Discount supermarket Aldi will be allowed to bulldoze a shopping centre in Milton Keynes without there being a final agreement on where an historic mural will eventually go.
Council officers understand that the historic bicycle mural on the wall of the derelict and empty local centre in Stantonbury is close to getting listed status but there is disagreement on what will happen to it.
Aldi is proposing that the wall could be laid flat while objectors want it to be placed upright in a nearby location. But Aldi says that option would cost £150,000 and could stop the new supermarket dead in its tracks.
Conservative group leader Cllr Alex Walker (Stantonbury) urged his colleagues at Thursday’s Development Control Committee not to lose the opportunity to redevelop the area. He said the empty shops attracted anti social behaviour, including a fire earlier this year.
“Stantonbury is one of the most deprived wards in Milton Keynes,” he said. “Don’t leave Stantonbury behind. I have put my faith in Aldi, the investment is much needed and very urgent.”
Aldi’s MK-area property director Dan Pannell said he viewed the future of the mural as important, but added: “We do not consider the mural’s importance should be overstated.”
He said the company had made an extra financial commitment to save it but going further would put the project at risk.
“We may have to withdraw interest, our commitment is not without limits. We have gone above and beyond,” he warned the committee.
“It is a piece of art with limited heritage value. This is a derelict neighbourhood centre; I urge you not to overburden Aldi with commitments.”
But objectors urged the committee to defer the application until a solution was reached.
Cllr Hannah Minns (Lab, Stantonbury) said: “The individual tiles of the mural are fragile. There is no guarantee it will survive. It is part of our living history. It is a symbolic thing.”
David Stabler, the founder of the Public Arts Trust said: “Please defer the application, you have nothing to lose.”
Tracy Darke, MK Council’s director of growth, economy, and culture said the issue of the mural had been “taxing” and coming up with a solution has been quite difficult. She said officers would like to keep future options open.
“There is a strong chance that the mural could be listed. If it is listed moving it will need listed building consent.”
She added that a planning obligation on another site could provide £90,000 towards the re-erection of the mural to another site, which the Parks Trust has identified nearby.
“But he haven’t secured it yet,” she added. “We are doing all we can to secure the mural and we are supportive of Aldi. We want to keep our options open.”
Cllr Martin Petchey (Lab, Stantonbury) said he was worried that there is a chance that the mural tiles would be left in storage to decay and be lost. He called for no demolition to take place until the matter was resolved.
Councillors voted by seven votes to three, with one abstention, not to stop the redevelopment work until a new site for the mural had been secured. Aldi had not been prepared to have that as a condition.
Cllr Andrew Geary (Cons, Newport Pagnell North & Hanslope) said: “We have to be seen to be reasonable. The applicant and the council are working together to secure the mural, if that happens, I am happy.”

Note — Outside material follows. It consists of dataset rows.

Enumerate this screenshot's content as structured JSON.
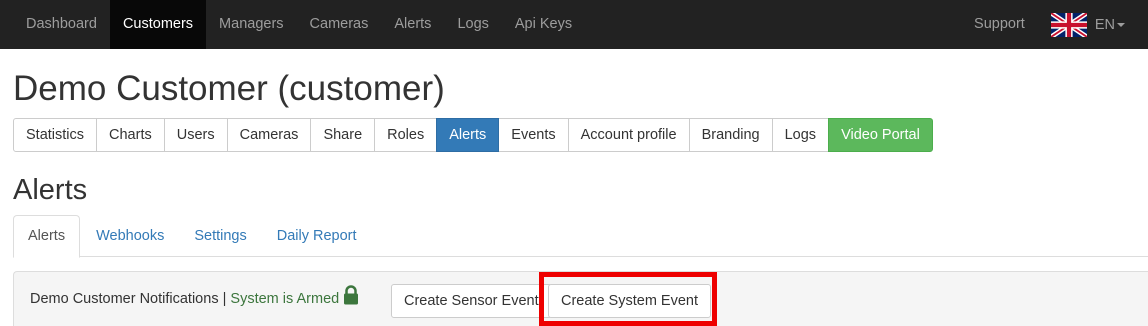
{
  "navbar": {
    "items": [
      {
        "label": "Dashboard",
        "active": false
      },
      {
        "label": "Customers",
        "active": true
      },
      {
        "label": "Managers",
        "active": false
      },
      {
        "label": "Cameras",
        "active": false
      },
      {
        "label": "Alerts",
        "active": false
      },
      {
        "label": "Logs",
        "active": false
      },
      {
        "label": "Api Keys",
        "active": false
      }
    ],
    "support_label": "Support",
    "language_label": "EN",
    "language_icon": "uk-flag-icon",
    "background_color": "#222222"
  },
  "page": {
    "title": "Demo Customer (customer)"
  },
  "customer_tabs": {
    "items": [
      {
        "label": "Statistics",
        "style": "default"
      },
      {
        "label": "Charts",
        "style": "default"
      },
      {
        "label": "Users",
        "style": "default"
      },
      {
        "label": "Cameras",
        "style": "default"
      },
      {
        "label": "Share",
        "style": "default"
      },
      {
        "label": "Roles",
        "style": "default"
      },
      {
        "label": "Alerts",
        "style": "primary"
      },
      {
        "label": "Events",
        "style": "default"
      },
      {
        "label": "Account profile",
        "style": "default"
      },
      {
        "label": "Branding",
        "style": "default"
      },
      {
        "label": "Logs",
        "style": "default"
      },
      {
        "label": "Video Portal",
        "style": "success"
      }
    ],
    "primary_color": "#337ab7",
    "success_color": "#5cb85c"
  },
  "section": {
    "title": "Alerts"
  },
  "alert_tabs": {
    "items": [
      {
        "label": "Alerts",
        "active": true
      },
      {
        "label": "Webhooks",
        "active": false
      },
      {
        "label": "Settings",
        "active": false
      },
      {
        "label": "Daily Report",
        "active": false
      }
    ],
    "link_color": "#337ab7"
  },
  "panel": {
    "notifications_label": "Demo Customer Notifications",
    "separator": "|",
    "status_text": "System is Armed",
    "status_color": "#3c763d",
    "status_icon": "lock-icon",
    "create_sensor_event_label": "Create Sensor Event",
    "create_system_event_label": "Create System Event",
    "highlight_color": "#ee0000"
  }
}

But he said he wanted the issue to come back to the committee at the first sign of any pitfalls.
Tracy Darke said the council would use its “best endeavours to find a solution. There are options and we will do what we can to resolve this.”
The committee voted by 10 votes, with one abstention, to approve the Aldi application.